Traumatic brain injury is a trauma to the brain that is caused by an external force. A significant brain injury can leave an individual with cognitive impairments that affect perception, memory, communication or judgement, as well as physical impairments that affect things like speech or mobility, and emotional or behavioral impairments that can cause things like anxiety, mood swings, and depression. While the effects of a more mild brain injury may be only temporary, severe injuries can often result in permanent and sometimes disabling damage.
Common Causes of Brain Injuries in America
According to the Brain Injury Association of America, an acquired brain injury is damage to the brain that is “not hereditary, congenital, or degenerative”. The most common causes of traumatic brain injuries (TBIs) in the United States are:
- Motor Vehicle Accidents: Alarmingly, motor vehicle accidents account for an estimated 44% of all acquired brain injuries that result in fatalities in the United States.
- Falls: Approximately 35.2% of traumatic brain injuries are due to falls. Falls are the leading cause of brain injuries among children between the ages of 0 and 4, as well as for adults aged 75 and older.
- Firearms and Assaults: Sadly, an estimated 10% of brain injuries are caused by violence including firearms and other assaults.
- Sports, Recreation and Other: The remaining acquired brain injuries are related to sports or recreational injuries, unknown causes, and medical events like aneurysms, tumors, strokes, infections and anoxia.
Statistics on Brain Injuries in the United States
Unfortunately, acquired brain injuries account for a significant number of deaths and permanent disabilities annually. Understanding the impact of TBIs can help individuals and agencies alike identify prevention strategies and understand the need for services to support victims of traumatic brain injuries. According to the Centers for Disease Control and Prevention (CDC):
- Approximately 1.7 million Americans sustain a traumatic brain injury each year.
- An estimated 52,000 acquired brain injuries result in fatality annually.
- Approximately 1.37 million hospital emergency room visits are due to traumatic brain injuries.

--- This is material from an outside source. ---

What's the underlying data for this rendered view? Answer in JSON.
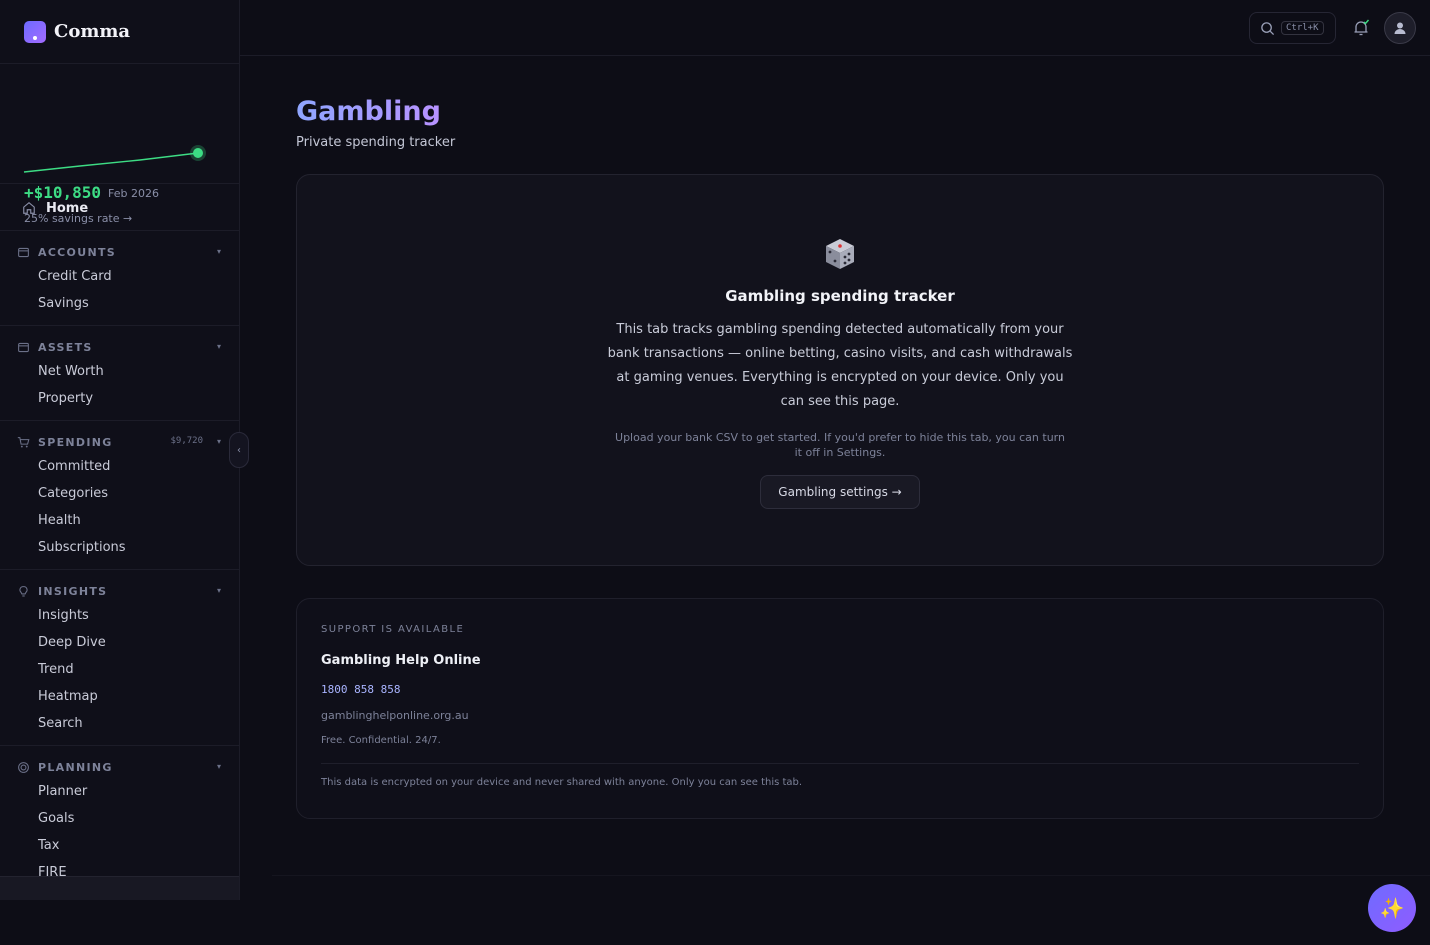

- Nearly 1/3 of all injury related fatalities in the United States are associated with some type of brain injury.
- In 2000 alone, brain injuries resulted in approximately $60 billion in direct medical costs and indirect costs including things like lost wages.
Who Are the Victims?
While TBIs can happen to anyone, of any age or sex, some groups of individuals are more at risk than others. According to the CDC:
- Traumatic brain injury rates are highest among males in every age group. In fact, young males between the ages of 0 and 4 have the highest rates of brain injury related emergency room visits, hospitalizations and fatalities combined, and males are 1.5 times more likely to suffer from a TBI than females.
- Children who are between the ages of 0 and 4, and 15 and 19, and older adults 65 and over are among the most likely to suffer from an acquired brain injury.
- Seniors who are age 75 and up have the highest rates of brain injury related hospitalizations and deaths.
Reducing the Effects of Traumatic Brain Injuries
Significant brain injuries can cause severe impairments to victims, but the injured aren’t the only ones who are affected. Parents, spouses and other family members are often left to care for victims of TBI, which can result in lost wages for not only the victim, but caregivers as well. Additionally, victims and their families often suffer from undue stress, extensive medical bills, and pain and suffering. Fortunately, being aware of the early signs of acquired brain injuries and obtaining prompt medical treatment can sometimes help reduce the after effects. It is important to remember that while some symptoms of TBI may be apparent immediately, others may not appear for days, or even weeks after the injury occurs. Some of the signs of traumatic brain injuries include:
- Loss of consciousness (could be anywhere from a few minutes to several hours) or the inability to waken after sleep
- Headaches, nausea or vomiting that persists
- Confusion, loss of memory or difficulty concentrating
- Impaired motor skills, lack of coordination, numbness or tingling in fingers or toes, difficulty with speech
- Seizures or convulsions
- Dilation of the pupil in one or both eyes
While prevention is obviously the best option when it comes to avoiding the effects of a traumatic brain injury, sometimes a TBI is simply inevitable due to the actions or neglect of others. When another individual or business is responsible for a victim’s suffering, they can be held liable for certain monetary costs including things like reimbursement for lost wages and medical bills, compensation for pain and suffering, and more. Victims and their families should never accept any kind of settlement, however, without consulting with an experienced injury attorney who can help them receive the maximum compensation.